A new law passed by the European Union (EU) has lifted the ban on selling wonky fruits and veggies, meaning that snigger-worthy carrots and potatoes could soon be gracing the shelves of our supermarkets.
The move will be welcomed by campaigners, who highlight the crazy wastefulness of nearly 50% of the UK’s carrots being thrown away every year, due to being misshapen.
Now the EU is repealing “Marketing standards” for 26 vegetables.
At present, for example, Class I cucumbers must “be reasonably well shaped and practically straight (maximum height of the arc: 10 mm per 10 cm of the length of cucumber)”.
Vegetables not meeting these standards must be separately packaged.
“People have been brainwashed into believing everything has to be a uniform size,” Geoff Stokes, secretary of the National Society of Allotment and Leisure Gardeners told the BBC.

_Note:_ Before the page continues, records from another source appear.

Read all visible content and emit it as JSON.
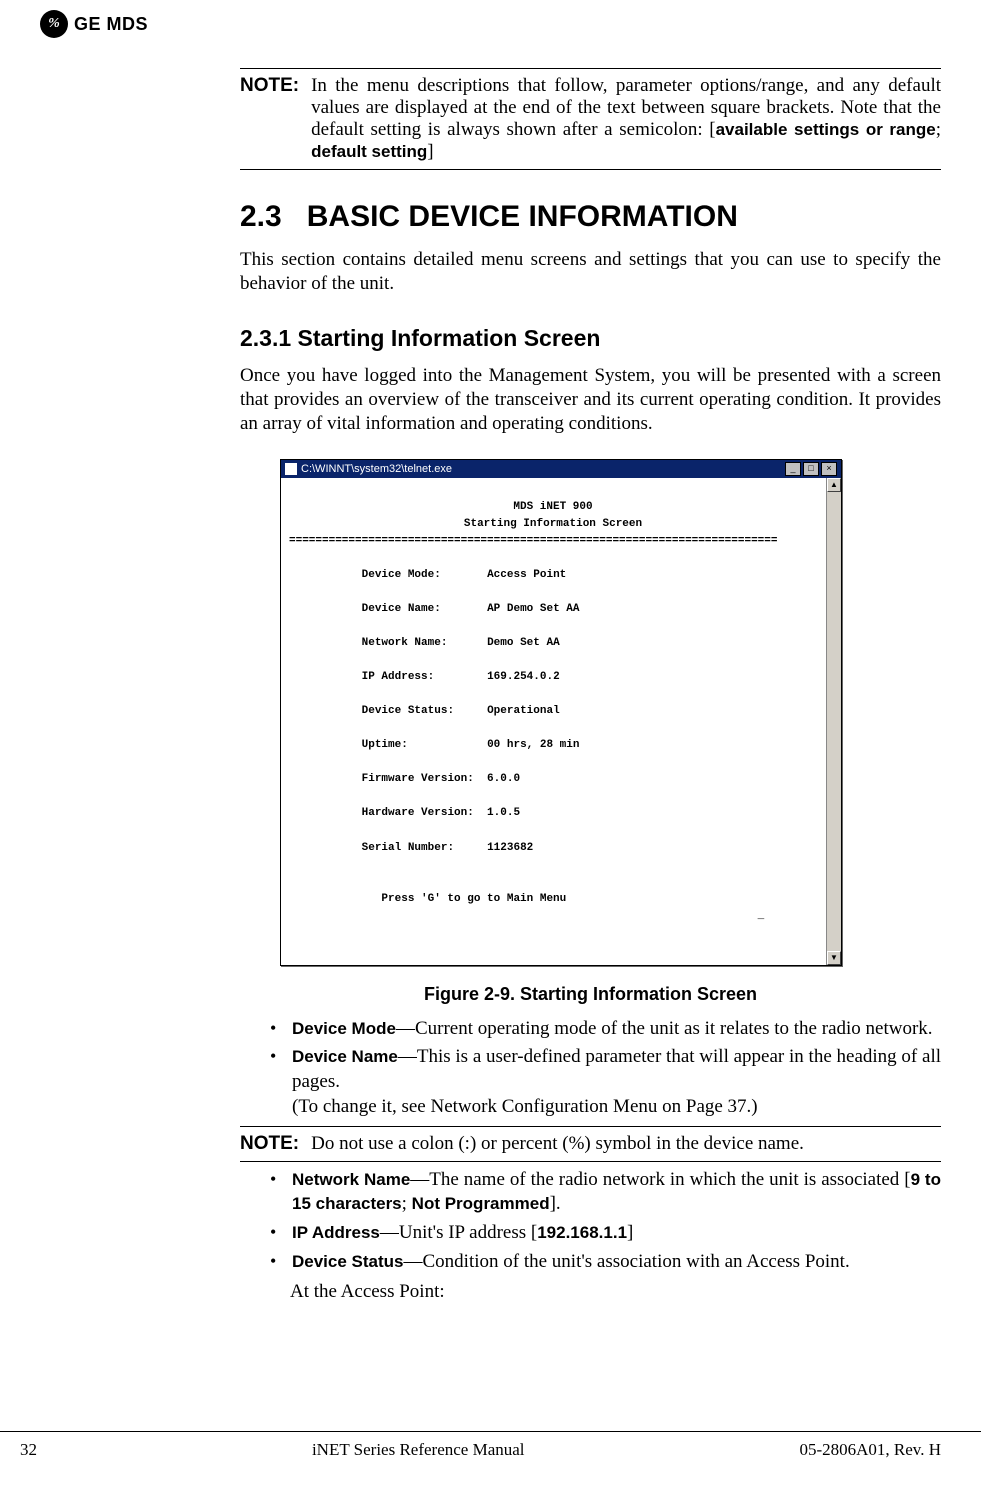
{
  "header": {
    "logo_initials": "%",
    "logo_text": "GE MDS"
  },
  "note1": {
    "label": "NOTE:",
    "text_part1": "In the menu descriptions that follow, parameter options/range, and any default values are displayed at the end of the text between square brackets. Note that the default setting is always shown after a semicolon: [",
    "bold1": "available settings or range",
    "sep": "; ",
    "bold2": "default setting",
    "text_part2": "]"
  },
  "section": {
    "number": "2.3",
    "title": "BASIC DEVICE INFORMATION",
    "intro": "This section contains detailed menu screens and settings that you can use to specify the behavior of the unit."
  },
  "subsection": {
    "title": "2.3.1 Starting Information Screen",
    "intro": "Once you have logged into the Management System, you will be presented with a screen that provides an overview of the transceiver and its current operating condition. It provides an array of vital information and operating conditions."
  },
  "terminal": {
    "window_title": "C:\\WINNT\\system32\\telnet.exe",
    "header1": "MDS iNET 900",
    "header2": "Starting Information Screen",
    "rule": "==========================================================================",
    "rows": [
      {
        "label": "Device Mode:",
        "value": "Access Point"
      },
      {
        "label": "Device Name:",
        "value": "AP Demo Set AA"
      },
      {
        "label": "Network Name:",
        "value": "Demo Set AA"
      },
      {
        "label": "IP Address:",
        "value": "169.254.0.2"
      },
      {
        "label": "Device Status:",
        "value": "Operational"
      },
      {
        "label": "Uptime:",
        "value": "00 hrs, 28 min"
      },
      {
        "label": "Firmware Version:",
        "value": "6.0.0"
      },
      {
        "label": "Hardware Version:",
        "value": "1.0.5"
      },
      {
        "label": "Serial Number:",
        "value": "1123682"
      }
    ],
    "footer_hint": "Press 'G' to go to Main Menu"
  },
  "figure_caption": "Figure 2-9. Starting Information Screen",
  "params1": {
    "device_mode_label": "Device Mode",
    "device_mode_desc": "—Current operating mode of the unit as it relates to the radio network.",
    "device_name_label": "Device Name",
    "device_name_desc1": "—This is a user-defined parameter that will appear in the heading of all pages.",
    "device_name_desc2": "(To change it, see Network Configuration Menu on Page 37.)"
  },
  "note2": {
    "label": "NOTE:",
    "text": "Do not use a colon (:) or percent (%) symbol in the device name."
  },
  "params2": {
    "network_name_label": "Network Name",
    "network_name_desc1": "—The name of the radio network in which the unit is associated [",
    "network_name_bold1": "9 to 15 characters",
    "network_name_sep": "; ",
    "network_name_bold2": "Not Programmed",
    "network_name_desc2": "].",
    "ip_address_label": "IP Address",
    "ip_address_desc1": "—Unit's IP address [",
    "ip_address_bold": "192.168.1.1",
    "ip_address_desc2": "]",
    "device_status_label": "Device Status",
    "device_status_desc": "—Condition of the unit's association with an Access Point."
  },
  "sub_para": "At the Access Point:",
  "footer": {
    "page": "32",
    "center": "iNET Series Reference Manual",
    "right": "05-2806A01, Rev. H"
  }
}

“It has always struck me as more to do with the supermarkets wanting to package things easier, if everything is the same shape and the same size.”
It is hoped that the current economic climate will encourage shoppers to buy misshapen vegetables as a way to save money.
On Friday, campaigners will cook a meal for 5,000 in Trafalgar Square using discarded, wonky fruit and veg.
What are your thoughts on knobbly carrots? Do share.